Barr: There's a lot of room to work on that issue. For example, on the issue of medical marijuana and the states' rights issues involving that. I'm very supportive of states' rights. I am also very supportive the concept of legitimate testing for the use of medical marijuana, and I'm very disappointed that the government has stood in the way of that. So there's a lot of room there. I'm working through some of those individual liberties issues but also believe very strongly that, just as when I was in the Republican Party, I did not agree with everything the Republican Party stood for, everything in its platform, and certainly there's a lot of room in the Libertarian Party for people who have differing views on drugs, or differing views on other issues, and that's the sign of a mature party, that it will accommodate those differences.
The recording of the entire interview is here. Listeners report that Barr made similar comments in a call to Neal Boortz's radio show yesterday. Gordon also passed along the following comments by the Marijuana Policy Project's Rob Kampia, which he said were for public consumption:
I've had the opportunity to meet with former Congressman Bob Barr on two occasions this fall. The conversations were quite interesting (and very civil), given that he was one of the three most problematic members of Congress for my organization since I co-founded MPP 12 years ago. While serving in Congress from 1995 to 2003, he (1) prevented our 1998 medical marijuana initiative from taking effect in D.C., (2) took the anti-medical marijuana position while debating me on national TV, and (3) grilled me during my testimony before a congressional subcommittee in 2001. In addition, MPP orchestrated civil disobedience in his office on Capitol Hill, whereby a group of activists holding various signs chanted medical marijuana slogans in his office while we laid the body of a medical marijuana patient (with multiple sclerosis) in the doorway so that no one could get in or out.
But that's in the past; he has really come around on drug policy issues.
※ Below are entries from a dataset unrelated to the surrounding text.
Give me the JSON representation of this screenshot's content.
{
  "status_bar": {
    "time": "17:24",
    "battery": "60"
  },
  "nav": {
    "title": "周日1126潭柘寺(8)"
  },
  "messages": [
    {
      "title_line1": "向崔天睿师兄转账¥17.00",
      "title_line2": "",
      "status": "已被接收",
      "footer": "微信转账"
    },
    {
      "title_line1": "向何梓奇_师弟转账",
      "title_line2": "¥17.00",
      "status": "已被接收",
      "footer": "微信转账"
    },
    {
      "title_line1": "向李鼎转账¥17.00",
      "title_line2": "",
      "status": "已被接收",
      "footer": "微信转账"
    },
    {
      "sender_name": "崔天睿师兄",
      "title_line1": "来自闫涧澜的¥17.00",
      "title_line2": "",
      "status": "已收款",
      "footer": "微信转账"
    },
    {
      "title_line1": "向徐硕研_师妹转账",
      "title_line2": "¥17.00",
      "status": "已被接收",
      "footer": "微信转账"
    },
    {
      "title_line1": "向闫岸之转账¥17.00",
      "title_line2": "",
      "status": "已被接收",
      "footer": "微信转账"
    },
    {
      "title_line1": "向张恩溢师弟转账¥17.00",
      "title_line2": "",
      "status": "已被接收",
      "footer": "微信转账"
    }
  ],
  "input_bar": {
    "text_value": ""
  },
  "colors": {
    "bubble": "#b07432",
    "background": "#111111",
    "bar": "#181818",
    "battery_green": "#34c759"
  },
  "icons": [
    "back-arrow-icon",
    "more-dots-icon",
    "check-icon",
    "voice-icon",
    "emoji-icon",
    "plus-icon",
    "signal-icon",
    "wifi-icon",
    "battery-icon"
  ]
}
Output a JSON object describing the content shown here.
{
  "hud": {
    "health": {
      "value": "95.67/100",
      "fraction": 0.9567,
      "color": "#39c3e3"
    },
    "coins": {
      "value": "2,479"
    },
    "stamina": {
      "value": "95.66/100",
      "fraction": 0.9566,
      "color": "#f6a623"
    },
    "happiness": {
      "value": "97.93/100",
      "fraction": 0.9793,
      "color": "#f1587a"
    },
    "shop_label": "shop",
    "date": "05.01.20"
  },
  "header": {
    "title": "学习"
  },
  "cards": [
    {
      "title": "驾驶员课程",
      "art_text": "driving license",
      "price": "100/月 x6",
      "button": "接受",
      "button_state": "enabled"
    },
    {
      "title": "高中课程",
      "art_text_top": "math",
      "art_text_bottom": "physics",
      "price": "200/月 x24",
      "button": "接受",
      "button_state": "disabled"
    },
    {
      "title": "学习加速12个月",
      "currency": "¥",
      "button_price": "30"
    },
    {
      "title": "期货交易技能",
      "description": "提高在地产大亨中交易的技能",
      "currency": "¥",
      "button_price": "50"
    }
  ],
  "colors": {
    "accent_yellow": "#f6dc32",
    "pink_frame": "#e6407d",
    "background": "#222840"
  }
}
He acknowledges that the drug war is a failure and it cannot be won, he has publicly come out in favor of states' rights for medical marijuana, and he wants to do whatever he can to shrink the size and reach of the federal government, which presumably includes the drug-war bureaucracy (the narcocracy)—DEA, ONDCP, NIDA. I support the notion of Mr. Barr taking a leadership position with the Libertarian Party; it's a win/win for him and the Party.
It's heartening to hear that Barr is having second thoughts about at least some aspects of the war on drugs. As I've said, his general orientation vis-a-vis civil liberties ought to make him skeptical of the doomed and disastrous effort to separate people from the intoxicants they want. Still, I have to wonder what he'll be arguing with Ethan Nadelmann about when they debate the medical marijuana issue in New York next month.